What is there not to love about Topshop? On Saturday, I was in London in the Topshop store, which is so much more than a store, it’s like a fashionista’s haven. The Topshop look does not consist of merely clothes; the fabulous accessories include every jewellery accessory under the sun, bags, shoes; there are even hairdressers and manicurists. Where else can you create a whole fashion persona under one roof?
It is not only us Brits who are gaga for Topshop – wherever I go in the world, if you say “London” to any girl, Topshop is always on the same must do list as Big Ben or Harrods… there is a reason it’s going global!

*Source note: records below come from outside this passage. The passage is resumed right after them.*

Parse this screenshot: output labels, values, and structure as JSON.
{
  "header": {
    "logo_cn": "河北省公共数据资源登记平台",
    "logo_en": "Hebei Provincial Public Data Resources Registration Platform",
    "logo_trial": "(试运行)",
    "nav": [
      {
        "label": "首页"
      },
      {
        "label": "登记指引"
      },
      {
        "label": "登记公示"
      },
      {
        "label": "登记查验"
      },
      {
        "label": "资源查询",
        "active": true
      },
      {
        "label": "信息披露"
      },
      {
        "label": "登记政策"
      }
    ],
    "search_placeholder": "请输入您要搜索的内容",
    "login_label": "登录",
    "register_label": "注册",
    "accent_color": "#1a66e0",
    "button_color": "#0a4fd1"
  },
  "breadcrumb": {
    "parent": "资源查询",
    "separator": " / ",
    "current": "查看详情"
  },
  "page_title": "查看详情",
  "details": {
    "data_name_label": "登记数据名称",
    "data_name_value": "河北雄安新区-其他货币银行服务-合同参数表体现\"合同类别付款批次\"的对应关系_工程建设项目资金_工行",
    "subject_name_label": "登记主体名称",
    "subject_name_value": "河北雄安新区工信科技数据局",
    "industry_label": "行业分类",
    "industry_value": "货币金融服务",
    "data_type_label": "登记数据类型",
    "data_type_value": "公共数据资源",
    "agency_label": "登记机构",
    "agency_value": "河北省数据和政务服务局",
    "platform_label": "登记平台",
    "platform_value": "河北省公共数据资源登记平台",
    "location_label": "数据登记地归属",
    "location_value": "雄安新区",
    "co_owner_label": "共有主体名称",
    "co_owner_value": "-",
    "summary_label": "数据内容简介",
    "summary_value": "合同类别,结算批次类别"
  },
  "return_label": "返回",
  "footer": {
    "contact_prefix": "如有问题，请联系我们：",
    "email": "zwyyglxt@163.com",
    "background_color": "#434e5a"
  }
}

I have an American cousin who, whenever she came to stay in the UK (to a larger extent before the store went to NYC) would easily spend six hours in Topshop, with a 15 minute lunch break (not for the fainthearted!) She knew when she got home to the States, fashion would be her forte and she would be ahead of the All American girls. Topshop: avant-garde… check, and hot to trot… check!
What is more, as of last week, Topshop has fair-trade clothes and jewellery in store. This means that dropping a ton of money in there is no longer a guilty pleasure but a great pastime – I like!

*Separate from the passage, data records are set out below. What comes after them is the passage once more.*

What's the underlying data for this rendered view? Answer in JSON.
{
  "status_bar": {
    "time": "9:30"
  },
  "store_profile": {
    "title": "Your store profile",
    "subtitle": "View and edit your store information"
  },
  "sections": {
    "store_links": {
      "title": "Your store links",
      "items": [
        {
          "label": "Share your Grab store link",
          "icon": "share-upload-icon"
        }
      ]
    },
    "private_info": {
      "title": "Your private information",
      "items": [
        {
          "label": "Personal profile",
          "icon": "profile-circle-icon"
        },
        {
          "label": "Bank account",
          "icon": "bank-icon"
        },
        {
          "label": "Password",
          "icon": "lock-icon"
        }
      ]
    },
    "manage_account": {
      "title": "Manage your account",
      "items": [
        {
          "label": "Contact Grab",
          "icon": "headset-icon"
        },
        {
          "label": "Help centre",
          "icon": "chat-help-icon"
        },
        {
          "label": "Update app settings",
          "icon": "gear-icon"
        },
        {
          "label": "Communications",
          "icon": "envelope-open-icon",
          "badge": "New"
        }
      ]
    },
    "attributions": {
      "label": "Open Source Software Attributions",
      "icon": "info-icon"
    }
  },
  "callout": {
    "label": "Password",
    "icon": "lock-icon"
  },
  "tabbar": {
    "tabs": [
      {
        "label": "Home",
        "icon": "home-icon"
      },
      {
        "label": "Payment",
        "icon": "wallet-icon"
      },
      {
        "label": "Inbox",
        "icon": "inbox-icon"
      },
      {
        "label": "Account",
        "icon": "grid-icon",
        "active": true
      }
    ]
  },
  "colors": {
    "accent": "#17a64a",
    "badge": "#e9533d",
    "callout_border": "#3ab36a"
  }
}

The reason I love Topshop so much is that it is not the kind of store you enter into and automatically come out looking like the brand’s clone. Ok, some people may choose to, but unlike Jack Wills and other stores, it is definitely not compulsory! Most fashion stereotypes can shop in the store, as they cater for most people, be it vintage or the latest Kate Moss creation.

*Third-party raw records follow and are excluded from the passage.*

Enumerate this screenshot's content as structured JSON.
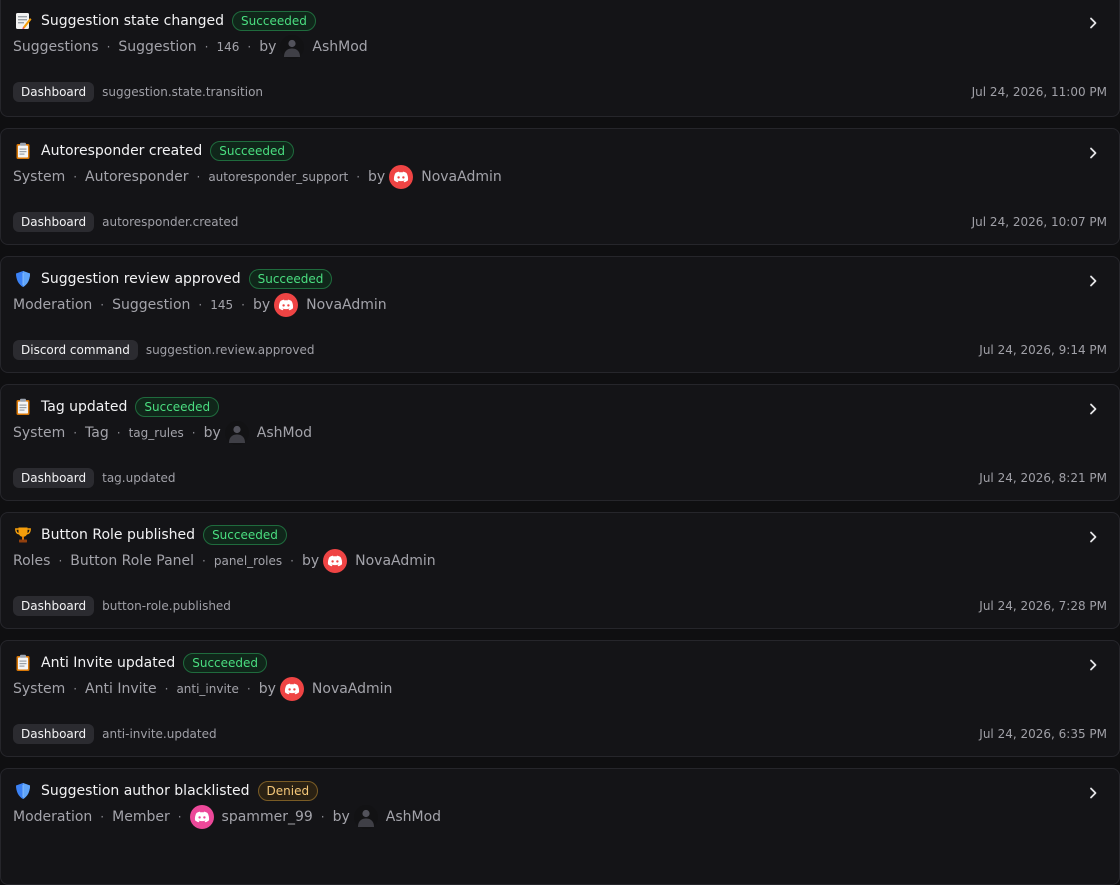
{
  "colors": {
    "success": "#4ade80",
    "denied": "#f5c87a",
    "discord_red": "#ef4444",
    "discord_pink": "#ec4899"
  },
  "events": [
    {
      "icon": "memo-icon",
      "title": "Suggestion state changed",
      "status": "Succeeded",
      "category": "Suggestions",
      "entity": "Suggestion",
      "ref": "146",
      "by_label": "by",
      "actor": "AshMod",
      "actor_avatar": "dark",
      "source": "Dashboard",
      "action": "suggestion.state.transition",
      "time": "Jul 24, 2026, 11:00 PM"
    },
    {
      "icon": "clipboard-icon",
      "title": "Autoresponder created",
      "status": "Succeeded",
      "category": "System",
      "entity": "Autoresponder",
      "ref": "autoresponder_support",
      "by_label": "by",
      "actor": "NovaAdmin",
      "actor_avatar": "discord",
      "source": "Dashboard",
      "action": "autoresponder.created",
      "time": "Jul 24, 2026, 10:07 PM"
    },
    {
      "icon": "shield-icon",
      "title": "Suggestion review approved",
      "status": "Succeeded",
      "category": "Moderation",
      "entity": "Suggestion",
      "ref": "145",
      "by_label": "by",
      "actor": "NovaAdmin",
      "actor_avatar": "discord",
      "source": "Discord command",
      "action": "suggestion.review.approved",
      "time": "Jul 24, 2026, 9:14 PM"
    },
    {
      "icon": "clipboard-icon",
      "title": "Tag updated",
      "status": "Succeeded",
      "category": "System",
      "entity": "Tag",
      "ref": "tag_rules",
      "by_label": "by",
      "actor": "AshMod",
      "actor_avatar": "dark",
      "source": "Dashboard",
      "action": "tag.updated",
      "time": "Jul 24, 2026, 8:21 PM"
    },
    {
      "icon": "trophy-icon",
      "title": "Button Role published",
      "status": "Succeeded",
      "category": "Roles",
      "entity": "Button Role Panel",
      "ref": "panel_roles",
      "by_label": "by",
      "actor": "NovaAdmin",
      "actor_avatar": "discord",
      "source": "Dashboard",
      "action": "button-role.published",
      "time": "Jul 24, 2026, 7:28 PM"
    },
    {
      "icon": "clipboard-icon",
      "title": "Anti Invite updated",
      "status": "Succeeded",
      "category": "System",
      "entity": "Anti Invite",
      "ref": "anti_invite",
      "by_label": "by",
      "actor": "NovaAdmin",
      "actor_avatar": "discord",
      "source": "Dashboard",
      "action": "anti-invite.updated",
      "time": "Jul 24, 2026, 6:35 PM"
    },
    {
      "icon": "shield-icon",
      "title": "Suggestion author blacklisted",
      "status": "Denied",
      "category": "Moderation",
      "entity": "Member",
      "target": "spammer_99",
      "target_avatar": "discord-pink",
      "by_label": "by",
      "actor": "AshMod",
      "actor_avatar": "dark"
    }
  ]
}
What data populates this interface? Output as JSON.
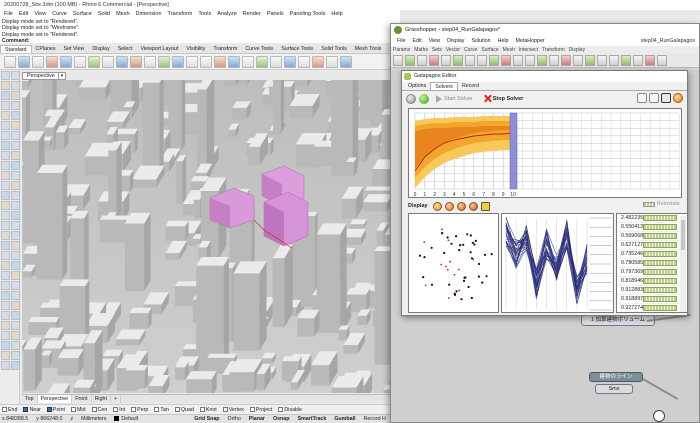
{
  "rhino": {
    "title": "20200728_Site.3dm (100 MB) - Rhino 6 Commercial - [Perspective]",
    "menu": [
      "File",
      "Edit",
      "View",
      "Curve",
      "Surface",
      "Solid",
      "Mesh",
      "Dimension",
      "Transform",
      "Tools",
      "Analyze",
      "Render",
      "Panels",
      "Paneling Tools",
      "Help"
    ],
    "command_history": [
      "Display mode set to \"Rendered\".",
      "Display mode set to \"Wireframe\".",
      "Display mode set to \"Rendered\"."
    ],
    "command_prompt": "Command:",
    "tabs": [
      "Standard",
      "CPlanes",
      "Set View",
      "Display",
      "Select",
      "Viewport Layout",
      "Visibility",
      "Transform",
      "Curve Tools",
      "Surface Tools",
      "Solid Tools",
      "Mesh Tools",
      "Render Tools"
    ],
    "active_tab": "Standard",
    "viewport_label": "Perspective",
    "viewport_tabs": [
      "Top",
      "Perspective",
      "Front",
      "Right"
    ],
    "active_viewport_tab": "Perspective",
    "add_viewport_tab": "+",
    "osnaps": [
      {
        "label": "End",
        "on": false
      },
      {
        "label": "Near",
        "on": true
      },
      {
        "label": "Point",
        "on": true
      },
      {
        "label": "Mid",
        "on": false
      },
      {
        "label": "Cen",
        "on": false
      },
      {
        "label": "Int",
        "on": false
      },
      {
        "label": "Perp",
        "on": false
      },
      {
        "label": "Tan",
        "on": false
      },
      {
        "label": "Quad",
        "on": false
      },
      {
        "label": "Knot",
        "on": false
      },
      {
        "label": "Vertex",
        "on": false
      },
      {
        "label": "Project",
        "on": false
      },
      {
        "label": "Disable",
        "on": false
      }
    ],
    "status": {
      "x": "x 848288.5",
      "y": "y 866248.0",
      "z": "z",
      "units": "Millimeters",
      "layer": "Default",
      "toggles": [
        "Grid Snap",
        "Ortho",
        "Planar",
        "Osnap",
        "SmartTrack",
        "Gumball",
        "Record H"
      ]
    }
  },
  "grasshopper": {
    "title": "Grasshopper - step04_RunGalapagos*",
    "menu": [
      "File",
      "Edit",
      "View",
      "Display",
      "Solution",
      "Help",
      "MetaHopper"
    ],
    "document": "step04_RunGalapagos",
    "tabs": [
      "Params",
      "Maths",
      "Sets",
      "Vector",
      "Curve",
      "Surface",
      "Mesh",
      "Intersect",
      "Transform",
      "Display"
    ],
    "canvas_labels": {
      "node1": "建物のライン",
      "node2": "Sms",
      "node3": "1 加算建物ボリューム"
    }
  },
  "galapagos": {
    "title": "Galapagos Editor",
    "tabs": [
      "Options",
      "Solvers",
      "Record"
    ],
    "active_tab": "Solvers",
    "start_label": "Start Solver",
    "stop_label": "Stop Solver",
    "display_label": "Display",
    "reinstate_label": "Reinstate",
    "generation_ticks": [
      "0",
      "1",
      "2",
      "3",
      "4",
      "5",
      "6",
      "7",
      "8",
      "9",
      "10"
    ],
    "values": [
      "2.482235",
      "0.550413",
      "0.569068",
      "0.627127",
      "0.735246",
      "0.780585",
      "0.797369",
      "0.818946",
      "0.912883",
      "0.918897",
      "0.927274"
    ],
    "colors": {
      "band_outer": "#f7c85a",
      "band_mid": "#f2a72c",
      "band_inner": "#e8851d",
      "mean_line": "#b4241d",
      "current_gen": "#8f8fd8"
    }
  }
}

Therefore, girls, you have two decisions: fight the Topshop trend, for some obscure intellectual argument about not wanting to be a style sheep, or flaunt it and feel fabulous. I know which option I would pick!
Julia Restoin Roitfeld sporting a Topshop dress
I should precede this by clarifying that while I’m technically against the so-called “Topshopoly”, I actually own quite a lot of their stuff. Why? Because not only do they beat most other stores in the race to translate high fashion into high street, they also produce great basics and collaborate with the coolest of designers. In short, I like their clothes. I just wish everyone else didn’t.
Be honest, who doesn’t love being greeted with a “where did you get your bag/shoes/blazer” compliment? But no matter how fab you look in your new season batwing trench or stripy, motif knits, that question will never come… because not only does everyone already know where it’s from, they probably own it too.
Maybe this is only a problem that applies to those of us who get a bit shopetitive™ with our friends (if you’ve ever had an “I saw it first” argument with your mate while out shopping, this is probably you) but deep down most of us would probably admit to enjoying having an air of mystique around where our outfits come from. Quite apart from this there is also massive potential for turning up to formal/a bop/May Ball in the same outfit as some other poor young thing – a faux pas of epic proportions.
The stars have jumped on the bandwagon too: everyone from Anna Friel to Olivia Palermo to Pixie Lott loves a bit of Toppers. You might well think that this is a good thing – after all we can truly steal the style of our favourite celebs if they get their gear on the high street, right? Think again: if someone famous wears something unbelievably cool yet affordable (if one is willing to live on Sainsbury’s basics for a bit) it will sell out faster than you can say “sequin hotpants”. Fact.
Topshop will always be a high street giant – one tiny rant about being fed up with lectures looking like their store window won’t change that, but my advice would be: proceed with caution. When you find yourself heading to the till with a “must-buy” item, stop and think to yourself “will I still love it when everyone else in town has one?” But if the answer’s yes then (Top)shop away!
Solange Knowles and Hayley Williams sporting the same Topshop dress